Comparative Market Analysis
You will likely hear your realtor speak of doing a CMA. This competitive market analysis is a report of similar homes in the area that were recently sold or are currently on the market. Realtors use this to determine the most appropriate sales price for your home.
Fixed Rate Mortgage
A fixed rate mortgage has a predetermined interest rate for the life of the loan; the most common length is 30 years.
Can you really have a warranty on the 20-year-old home you just bought? Well, yes you can, and it’s often smart to do so. Many sellers will include a year’s home warranty in the sale. Warranties can cover major issues like plumping disasters, and some even cover appliances. Just like health insurance, there are multiple tiers, or levels, of coverage.
This sounds like something you’d need to get before a child could go on a field trip, right? Well, it’s similar, but it’s a notice from your bank stating the amount of house you are approved to purchase. You’ll want to get this before you start house hunting! It will guide you to homes in your price range and speed the process along when you make an offer.
Title insurance protects you by ensuring the seller actually had the rights to the title. It also checks to see that there are no liens on the home, like unpaid taxes, HoA fees, etc. You’ll receive a title report from the insurance company after they complete their check.
If you are planning on a big move soon, contact me. I’m your selling, buying and staging real estate expert. I’m here to answer any questions you have about terms, offers, listings and more. Let’s work together to meet your real estate goals in 2018!

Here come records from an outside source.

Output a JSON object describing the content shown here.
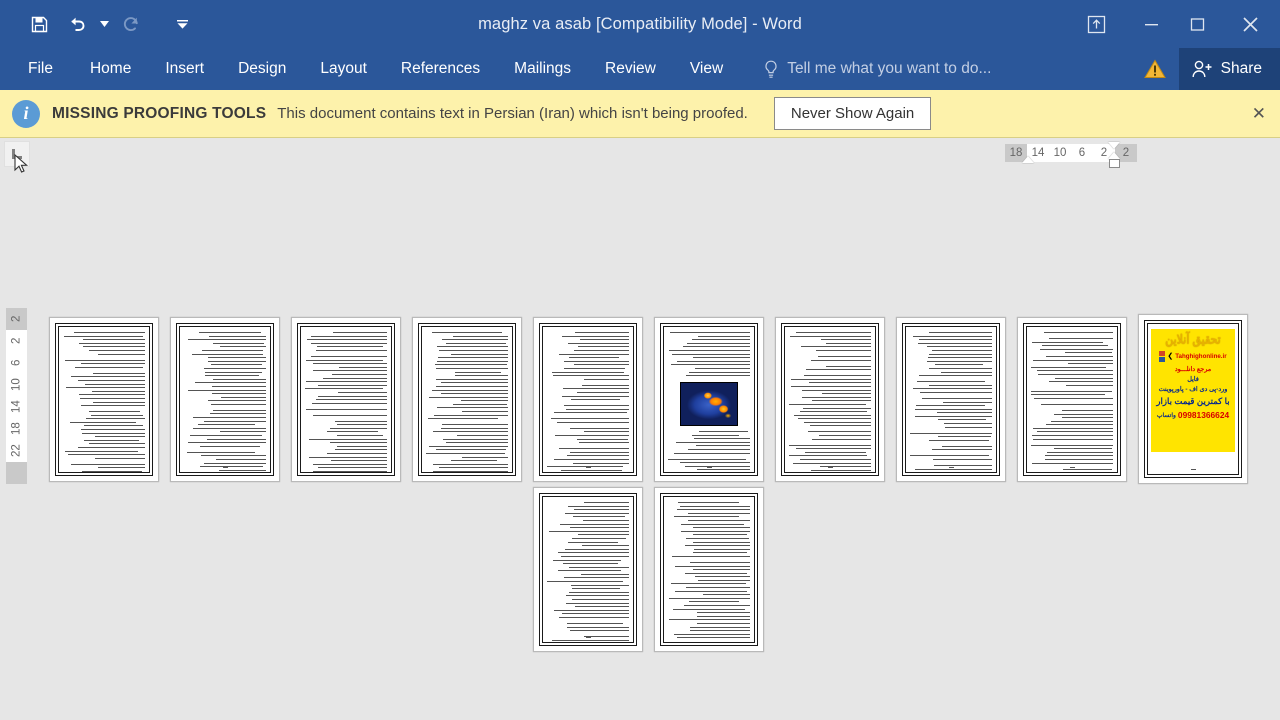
{
  "window": {
    "title": "maghz va asab [Compatibility Mode] - Word",
    "quick_access": [
      {
        "name": "save-button",
        "icon": "save-icon"
      },
      {
        "name": "undo-button",
        "icon": "undo-icon"
      },
      {
        "name": "redo-button",
        "icon": "redo-icon"
      },
      {
        "name": "customize-quick-access-toolbar",
        "icon": "chevron-down-icon"
      }
    ],
    "controls": [
      {
        "name": "ribbon-display-options-button",
        "icon": "ribbon-options-icon"
      },
      {
        "name": "minimize-button",
        "icon": "minimize-icon"
      },
      {
        "name": "maximize-button",
        "icon": "maximize-icon"
      },
      {
        "name": "close-button",
        "icon": "close-icon"
      }
    ]
  },
  "ribbon": {
    "tabs": [
      {
        "label": "File"
      },
      {
        "label": "Home"
      },
      {
        "label": "Insert"
      },
      {
        "label": "Design"
      },
      {
        "label": "Layout"
      },
      {
        "label": "References"
      },
      {
        "label": "Mailings"
      },
      {
        "label": "Review"
      },
      {
        "label": "View"
      }
    ],
    "tell_me_placeholder": "Tell me what you want to do...",
    "share_label": "Share",
    "accent_color": "#2b579a"
  },
  "message_bar": {
    "title": "MISSING PROOFING TOOLS",
    "text": "This document contains text in Persian (Iran) which isn't being proofed.",
    "button_label": "Never Show Again",
    "close_label": "✕",
    "background": "#fdf2ab"
  },
  "rulers": {
    "horizontal_ticks": [
      "18",
      "14",
      "10",
      "6",
      "2",
      "2"
    ],
    "vertical_ticks": [
      "2",
      "2",
      "6",
      "10",
      "14",
      "18",
      "22"
    ]
  },
  "document": {
    "page_count": 12,
    "pages": [
      {
        "index": 1,
        "kind": "text"
      },
      {
        "index": 2,
        "kind": "text"
      },
      {
        "index": 3,
        "kind": "text"
      },
      {
        "index": 4,
        "kind": "text"
      },
      {
        "index": 5,
        "kind": "text"
      },
      {
        "index": 6,
        "kind": "image",
        "image_name": "brain-fmri-scan"
      },
      {
        "index": 7,
        "kind": "text"
      },
      {
        "index": 8,
        "kind": "text"
      },
      {
        "index": 9,
        "kind": "text"
      },
      {
        "index": 10,
        "kind": "advertisement"
      },
      {
        "index": 11,
        "kind": "text"
      },
      {
        "index": 12,
        "kind": "text"
      }
    ],
    "advertisement": {
      "heading": "تحقیق آنلاین",
      "url": "Tahghighonline.ir",
      "line1": "مرجع دانلـــود",
      "line2": "فایل",
      "line3": "ورد-پی دی اف - پاورپوینت",
      "line4": "با کمترین قیمت بازار",
      "phone": "09981366624",
      "whatsapp": "واتساپ",
      "background": "#ffe400"
    }
  }
}
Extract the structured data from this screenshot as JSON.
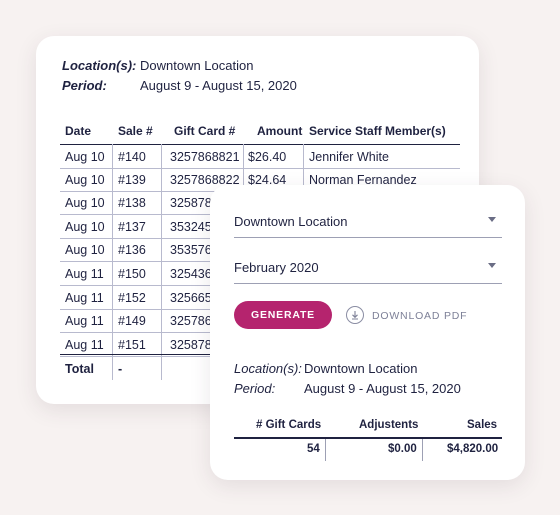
{
  "report": {
    "location_label": "Location(s):",
    "location_value": "Downtown Location",
    "period_label": "Period:",
    "period_value": "August 9 - August 15, 2020",
    "columns": [
      "Date",
      "Sale #",
      "Gift Card #",
      "Amount",
      "Service Staff Member(s)"
    ],
    "rows": [
      {
        "date": "Aug 10",
        "sale": "#140",
        "card": "3257868821",
        "amount": "$26.40",
        "staff": "Jennifer White"
      },
      {
        "date": "Aug 10",
        "sale": "#139",
        "card": "3257868822",
        "amount": "$24.64",
        "staff": "Norman Fernandez"
      },
      {
        "date": "Aug 10",
        "sale": "#138",
        "card": "325878",
        "amount": "",
        "staff": ""
      },
      {
        "date": "Aug 10",
        "sale": "#137",
        "card": "353245",
        "amount": "",
        "staff": ""
      },
      {
        "date": "Aug 10",
        "sale": "#136",
        "card": "353576",
        "amount": "",
        "staff": ""
      },
      {
        "date": "Aug 11",
        "sale": "#150",
        "card": "325436",
        "amount": "",
        "staff": ""
      },
      {
        "date": "Aug 11",
        "sale": "#152",
        "card": "325665",
        "amount": "",
        "staff": ""
      },
      {
        "date": "Aug 11",
        "sale": "#149",
        "card": "325786",
        "amount": "",
        "staff": ""
      },
      {
        "date": "Aug 11",
        "sale": "#151",
        "card": "325878",
        "amount": "",
        "staff": ""
      }
    ],
    "total_label": "Total",
    "total_sale": "-"
  },
  "form": {
    "location_select": "Downtown Location",
    "month_select": "February 2020",
    "generate_label": "GENERATE",
    "download_label": "DOWNLOAD PDF",
    "location_label": "Location(s):",
    "location_value": "Downtown Location",
    "period_label": "Period:",
    "period_value": "August 9 - August 15, 2020",
    "summary_headers": [
      "# Gift Cards",
      "Adjustents",
      "Sales"
    ],
    "summary_values": [
      "54",
      "$0.00",
      "$4,820.00"
    ]
  },
  "colors": {
    "accent": "#b5246e",
    "text": "#1f2240",
    "background": "#f7f2f1"
  },
  "icons": [
    "chevron-down-icon",
    "download-icon"
  ]
}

Looking to buy or sell a home in Gainesville, Haymarket and Manassas? Call Realtor® Marcia Goodman at Samson Properties at 703-819-4776.